Write out all the data below exactly.
══ Dataset
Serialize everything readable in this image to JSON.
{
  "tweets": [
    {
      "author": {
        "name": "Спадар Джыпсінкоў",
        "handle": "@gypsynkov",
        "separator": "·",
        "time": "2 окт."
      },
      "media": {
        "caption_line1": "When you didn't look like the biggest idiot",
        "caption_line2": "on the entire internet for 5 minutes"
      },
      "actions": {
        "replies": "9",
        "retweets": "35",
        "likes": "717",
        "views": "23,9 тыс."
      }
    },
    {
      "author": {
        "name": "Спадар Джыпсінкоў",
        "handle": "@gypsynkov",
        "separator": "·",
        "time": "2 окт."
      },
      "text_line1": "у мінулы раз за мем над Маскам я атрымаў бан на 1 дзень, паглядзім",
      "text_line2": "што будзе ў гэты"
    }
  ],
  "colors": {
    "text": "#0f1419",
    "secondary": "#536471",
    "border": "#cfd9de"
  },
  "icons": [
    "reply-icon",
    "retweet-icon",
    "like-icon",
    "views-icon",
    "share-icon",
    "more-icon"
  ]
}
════
### [Task result]
Serialize everything readable in this image to JSON.
{
  "tweets": [
    {
      "author": {
        "name": "Спадар Джыпсінкоў",
        "handle": "@gypsynkov",
        "separator": "·",
        "time": "2 окт."
      },
      "media": {
        "caption_line1": "When you didn't look like the biggest idiot",
        "caption_line2": "on the entire internet for 5 minutes"
      },
      "actions": {
        "replies": "9",
        "retweets": "35",
        "likes": "717",
        "views": "23,9 тыс."
      }
    },
    {
      "author": {
        "name": "Спадар Джыпсінкоў",
        "handle": "@gypsynkov",
        "separator": "·",
        "time": "2 окт."
      },
      "text_line1": "у мінулы раз за мем над Маскам я атрымаў бан на 1 дзень, паглядзім",
      "text_line2": "што будзе ў гэты"
    }
  ],
  "colors": {
    "text": "#0f1419",
    "secondary": "#536471",
    "border": "#cfd9de"
  },
  "icons": [
    "reply-icon",
    "retweet-icon",
    "like-icon",
    "views-icon",
    "share-icon",
    "more-icon"
  ]
}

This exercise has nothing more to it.